(Title Image: BBC Wales)
The Welsh Government are in the process of abolishing and replacing Community Health Councils (CHCs). CHCs include representatives from local authorities, patients and other appointees and act as a “watchdog” in each local health board.
The reforms propose establishing a single, all-Wales body based largely on a controversial model in Scotland.
To propose that the National Assembly for Wales:
- Notes the Welsh Government’s White Paper – Services Fit for the Future (pdf) – which seeks to abolish CHCs in Wales.
- Recognises the important role CHCs have played in delivering accountability and providing a voice for patients.
- Believes the White Paper proposals will weaken the voice of patients and communities and reduce scrutiny of the Welsh Government and Health Boards.
- Calls on the Welsh Government to extend the consultation on the White Paper and work more constructively with CHCs on proposals for a new body.
Mark Isherwood AM (Con, North Wales)

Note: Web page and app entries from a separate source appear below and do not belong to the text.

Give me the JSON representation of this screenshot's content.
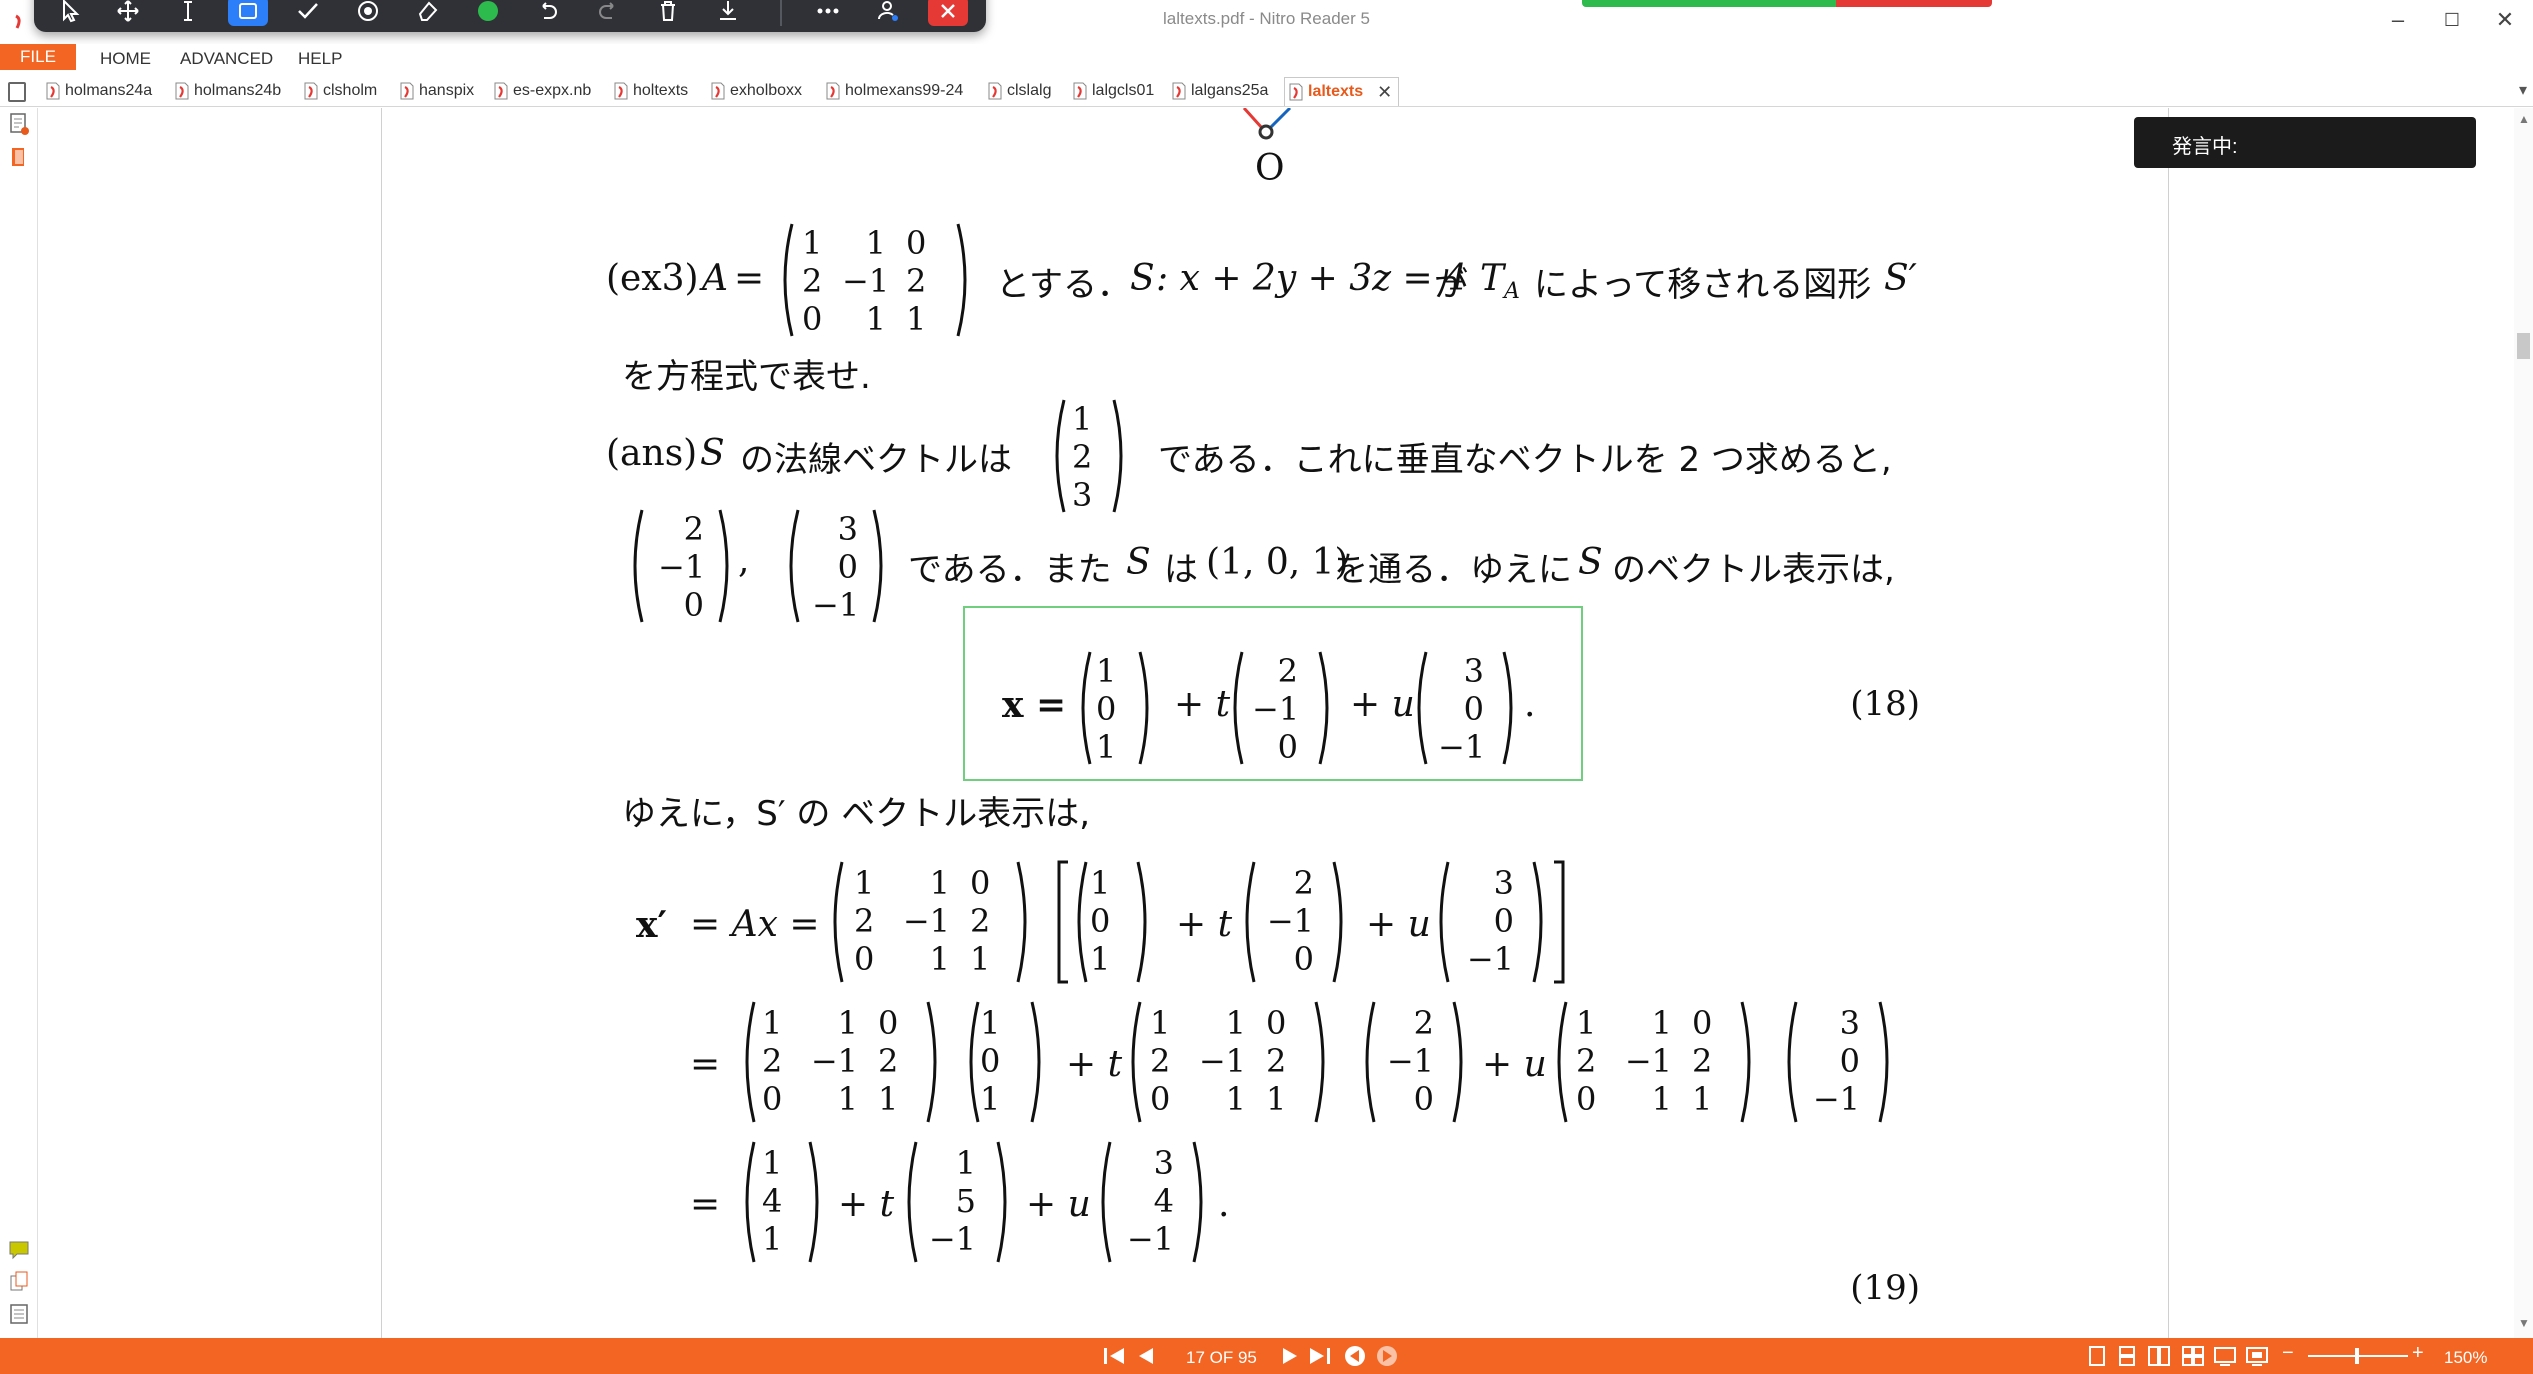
{
  "window": {
    "title": "laltexts.pdf - Nitro Reader 5",
    "minimize_glyph": "–",
    "maximize_glyph": "☐",
    "close_glyph": "✕"
  },
  "menu": {
    "file": "FILE",
    "home": "HOME",
    "advanced": "ADVANCED",
    "help": "HELP"
  },
  "tabs": [
    {
      "label": "holmans24a"
    },
    {
      "label": "holmans24b"
    },
    {
      "label": "clsholm"
    },
    {
      "label": "hanspix"
    },
    {
      "label": "es-expx.nb"
    },
    {
      "label": "holtexts"
    },
    {
      "label": "exholboxx"
    },
    {
      "label": "holmexans99-24"
    },
    {
      "label": "clslalg"
    },
    {
      "label": "lalgcls01"
    },
    {
      "label": "lalgans25a"
    },
    {
      "label": "laltexts",
      "active": true
    }
  ],
  "tab_close_glyph": "✕",
  "tab_dropdown_glyph": "▾",
  "speaker": {
    "label": "発言中:"
  },
  "document": {
    "figure_label": "O",
    "ex3": {
      "label": "(ex3)",
      "A": "A",
      "eq": "=",
      "matrix_A": [
        [
          "1",
          "1",
          "0"
        ],
        [
          "2",
          "−1",
          "2"
        ],
        [
          "0",
          "1",
          "1"
        ]
      ],
      "text1": "とする．",
      "S": "S",
      "plane": ": x + 2y + 3z = 4",
      "text2": "が",
      "TA": "T",
      "TA_sub": "A",
      "text3": "によって移される図形",
      "Sprime": "S′",
      "line2": "を方程式で表せ."
    },
    "ans": {
      "label": "(ans)",
      "S": "S",
      "text1": "の法線ベクトルは",
      "normal": [
        "1",
        "2",
        "3"
      ],
      "text2": "である．これに垂直なベクトルを 2 つ求めると,",
      "v1": [
        "2",
        "−1",
        "0"
      ],
      "comma": ",",
      "v2": [
        "3",
        "0",
        "−1"
      ],
      "text3": "である．また",
      "S2": "S",
      "text4": "は",
      "point": "(1, 0, 1)",
      "text5": "を通る．ゆえに",
      "S3": "S",
      "text6": "のベクトル表示は,"
    },
    "eq18": {
      "lhs": "x =",
      "p": [
        "1",
        "0",
        "1"
      ],
      "plus_t": "+ t",
      "d1": [
        "2",
        "−1",
        "0"
      ],
      "plus_u": "+ u",
      "d2": [
        "3",
        "0",
        "−1"
      ],
      "period": ".",
      "number": "(18)"
    },
    "line_yueni": "ゆえに，S′ の ベクトル表示は,",
    "eq19": {
      "lhs": "x′",
      "eq1": "= Ax =",
      "A": [
        [
          "1",
          "1",
          "0"
        ],
        [
          "2",
          "−1",
          "2"
        ],
        [
          "0",
          "1",
          "1"
        ]
      ],
      "p": [
        "1",
        "0",
        "1"
      ],
      "plus_t": "+ t",
      "d1": [
        "2",
        "−1",
        "0"
      ],
      "plus_u": "+ u",
      "d2": [
        "3",
        "0",
        "−1"
      ],
      "eq2": "=",
      "eq3": "=",
      "r1": [
        "1",
        "4",
        "1"
      ],
      "r2": [
        "1",
        "5",
        "−1"
      ],
      "r3": [
        "3",
        "4",
        "−1"
      ],
      "period": ".",
      "number": "(19)"
    }
  },
  "status": {
    "page_indicator": "17 OF 95",
    "zoom": "150%",
    "zoom_minus": "−",
    "zoom_plus": "+"
  }
}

For (the motion): CHCs hold health boards to account.
- The proposals will weaken scrutiny and accountability of local health boards.
- The single health watchdog in Scotland (which is what the Welsh Government are basing their proposal on) was ridiculed as a “toothless hamster” and doesn’t represent a body that’s independent of government.
- CHCs have successfully acted in patient’s interests, including kick-starting investigations into mortality scandals at Betsi Cadwaladr health board and leading opposition to the closure of community hospitals in north Wales.
Rhun ap Iorwerth AM (Plaid, Ynys Môn)
For: Supports reforms, but the proposals take away the voice of the patient.
- The consultation is a “sham” and has been regarded as an oversight with a rush to cobble together focus groups ahead of the deadline.
- Rejects the idea that we don’t need another body going into hospitals to inspect them, as Health Inspectorate Wales have been shown up during high-profile scandals.
Mohammad Asghar AM (Con, South Wales East)
- Scrapping CHCs would make it harder for health boards to meet targets for dealing with complaints.
Eluned Morgan AM (Lab, Mid & West Wales)
Against: Public have limited knowledge of what CHCs do.
- There’s a need to change the system if there’s going to be proper integration between health & social care as CHCs can’t speak out on social care.
- Many local people have no idea CHCs exist.
- CHCs should be reformed and properly resourced.
Simon Thomas AM (Plaid, Mid & West Wales)
For: Supports reform, but proposals lack detail.
- There’s no mention of cross-border issues in the paper.
- CHCs don’t oppose a national body but some form of local/regional representation should be maintained.
- CHCs should be more representative of their communities; some people have been there for 20 years.
Gareth Bennett AM (UKIP, South Wales Central)
For: Proposals lack detail.
- There’s no detail on how the “new patient voice” would work.
- Health systems should operate in the same way across the UK.
Welsh Government Response & Summing Up
Health Secretary, Vaughan Gething (Lab, Cardiff S. & Penarth)
- There’s been a long history of calls for CHC reform, going back to the Longley Review in 2012.
- The Government are not proposing to remove patients’ voice, only reform of the existing process and have a single voice for patients across both health and social care.
- The new all-Wales body, as proposed, would work at a national, regional and local level.
- The consultation wasn’t a “sham” and has received over 700 responses; CHCs have been fully involved and produced their own joint paper.
- It’s likely the new body will require a new law and would deal with cross-border issues.
Shadow Health Secretary, Angela Burns AM (Con, Carms. W & S. Pembs)
- The paper and consultation have been “rushed through”. It’s “been left to the last minute”.
- It should’ve waited until a parliamentary review into health services had been completed.
- “You’re going to make it (CHC replacement) a tiny, weeny weak voice and people….we represent….will suffer”.
The original motion (as outlined above) was rejected by 28 votes to 25.
Amendments to the original motion were passed noting the paper’s contents but also noting that the single health watchdog in Scotland wasn’t deemed independent enough from the government.